▸ **THE PROBLEM**:
Please copy every line with the string "Sets" from the entries below.

▸ **Data about app and page elements**:
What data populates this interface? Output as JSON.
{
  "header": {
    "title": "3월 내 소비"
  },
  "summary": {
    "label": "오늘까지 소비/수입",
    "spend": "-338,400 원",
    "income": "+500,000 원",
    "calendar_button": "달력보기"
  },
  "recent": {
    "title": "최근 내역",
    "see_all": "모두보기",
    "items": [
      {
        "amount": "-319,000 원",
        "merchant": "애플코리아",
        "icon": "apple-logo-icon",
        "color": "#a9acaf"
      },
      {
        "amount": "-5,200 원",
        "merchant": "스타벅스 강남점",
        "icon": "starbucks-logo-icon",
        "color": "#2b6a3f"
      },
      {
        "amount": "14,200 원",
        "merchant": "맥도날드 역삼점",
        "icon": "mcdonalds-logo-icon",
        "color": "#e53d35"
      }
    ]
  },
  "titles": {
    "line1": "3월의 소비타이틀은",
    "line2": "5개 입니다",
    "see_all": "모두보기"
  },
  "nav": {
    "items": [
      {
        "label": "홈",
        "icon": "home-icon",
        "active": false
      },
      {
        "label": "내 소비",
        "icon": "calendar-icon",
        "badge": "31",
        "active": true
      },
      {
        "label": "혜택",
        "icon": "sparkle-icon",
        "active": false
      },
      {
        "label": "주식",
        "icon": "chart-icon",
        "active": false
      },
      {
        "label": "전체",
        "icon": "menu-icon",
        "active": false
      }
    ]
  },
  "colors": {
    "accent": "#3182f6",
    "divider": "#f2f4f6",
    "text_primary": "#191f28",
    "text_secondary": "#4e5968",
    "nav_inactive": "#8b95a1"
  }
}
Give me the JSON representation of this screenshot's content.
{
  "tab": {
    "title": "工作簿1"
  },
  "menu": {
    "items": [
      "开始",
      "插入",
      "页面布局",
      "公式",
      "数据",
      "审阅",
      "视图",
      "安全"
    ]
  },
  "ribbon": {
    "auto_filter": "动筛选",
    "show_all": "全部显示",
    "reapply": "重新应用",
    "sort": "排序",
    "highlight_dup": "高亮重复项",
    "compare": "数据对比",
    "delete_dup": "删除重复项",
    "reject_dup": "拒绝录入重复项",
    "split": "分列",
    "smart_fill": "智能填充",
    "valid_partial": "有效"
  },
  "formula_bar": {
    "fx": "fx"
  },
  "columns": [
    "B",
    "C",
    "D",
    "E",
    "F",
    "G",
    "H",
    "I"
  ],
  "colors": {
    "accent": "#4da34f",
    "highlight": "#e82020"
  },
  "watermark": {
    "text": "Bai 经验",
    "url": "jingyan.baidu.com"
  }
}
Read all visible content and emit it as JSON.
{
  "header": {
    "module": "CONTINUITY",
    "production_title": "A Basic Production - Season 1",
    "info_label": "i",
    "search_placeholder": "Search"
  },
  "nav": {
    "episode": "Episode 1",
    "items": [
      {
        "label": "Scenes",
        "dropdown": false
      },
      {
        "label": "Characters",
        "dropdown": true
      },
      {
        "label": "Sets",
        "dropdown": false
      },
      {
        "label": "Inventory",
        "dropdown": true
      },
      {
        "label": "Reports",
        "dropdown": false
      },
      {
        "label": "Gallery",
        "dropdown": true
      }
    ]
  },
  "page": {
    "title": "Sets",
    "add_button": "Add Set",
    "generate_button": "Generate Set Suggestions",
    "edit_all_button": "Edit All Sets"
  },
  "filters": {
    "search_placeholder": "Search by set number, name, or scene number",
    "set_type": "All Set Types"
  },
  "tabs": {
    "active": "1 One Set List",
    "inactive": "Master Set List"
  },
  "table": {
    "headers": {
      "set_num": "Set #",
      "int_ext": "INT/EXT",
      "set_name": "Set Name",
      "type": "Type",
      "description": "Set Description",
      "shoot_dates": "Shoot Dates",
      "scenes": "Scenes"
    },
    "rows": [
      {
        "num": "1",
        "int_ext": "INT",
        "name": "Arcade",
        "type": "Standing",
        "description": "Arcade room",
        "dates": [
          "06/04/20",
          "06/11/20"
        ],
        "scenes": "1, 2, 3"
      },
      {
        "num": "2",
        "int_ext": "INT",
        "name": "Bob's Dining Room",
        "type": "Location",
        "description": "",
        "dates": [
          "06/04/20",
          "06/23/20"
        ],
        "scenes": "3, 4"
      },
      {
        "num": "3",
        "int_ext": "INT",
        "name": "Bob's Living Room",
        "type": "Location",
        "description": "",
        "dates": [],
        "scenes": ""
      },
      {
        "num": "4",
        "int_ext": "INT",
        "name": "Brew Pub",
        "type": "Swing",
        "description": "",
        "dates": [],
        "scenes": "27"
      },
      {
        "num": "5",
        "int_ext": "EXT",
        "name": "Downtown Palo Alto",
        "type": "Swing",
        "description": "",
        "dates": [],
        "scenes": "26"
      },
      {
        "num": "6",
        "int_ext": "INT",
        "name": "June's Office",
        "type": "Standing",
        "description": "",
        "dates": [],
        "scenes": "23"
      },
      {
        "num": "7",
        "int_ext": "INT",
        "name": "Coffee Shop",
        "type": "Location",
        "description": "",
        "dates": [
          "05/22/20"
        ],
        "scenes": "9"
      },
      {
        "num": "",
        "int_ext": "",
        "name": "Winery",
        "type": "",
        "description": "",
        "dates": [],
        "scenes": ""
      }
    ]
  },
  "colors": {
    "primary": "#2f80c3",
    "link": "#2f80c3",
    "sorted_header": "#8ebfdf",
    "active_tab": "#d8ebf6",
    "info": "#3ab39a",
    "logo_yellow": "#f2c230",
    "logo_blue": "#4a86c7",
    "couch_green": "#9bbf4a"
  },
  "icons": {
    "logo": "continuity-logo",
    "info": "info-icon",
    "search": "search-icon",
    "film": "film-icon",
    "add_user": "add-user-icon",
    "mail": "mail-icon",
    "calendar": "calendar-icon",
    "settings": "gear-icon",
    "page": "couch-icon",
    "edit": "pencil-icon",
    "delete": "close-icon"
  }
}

▸ **EXERCISE OUTPUT**:
        "label": "Sets",
    "title": "Sets",
    "edit_all_button": "Edit All Sets"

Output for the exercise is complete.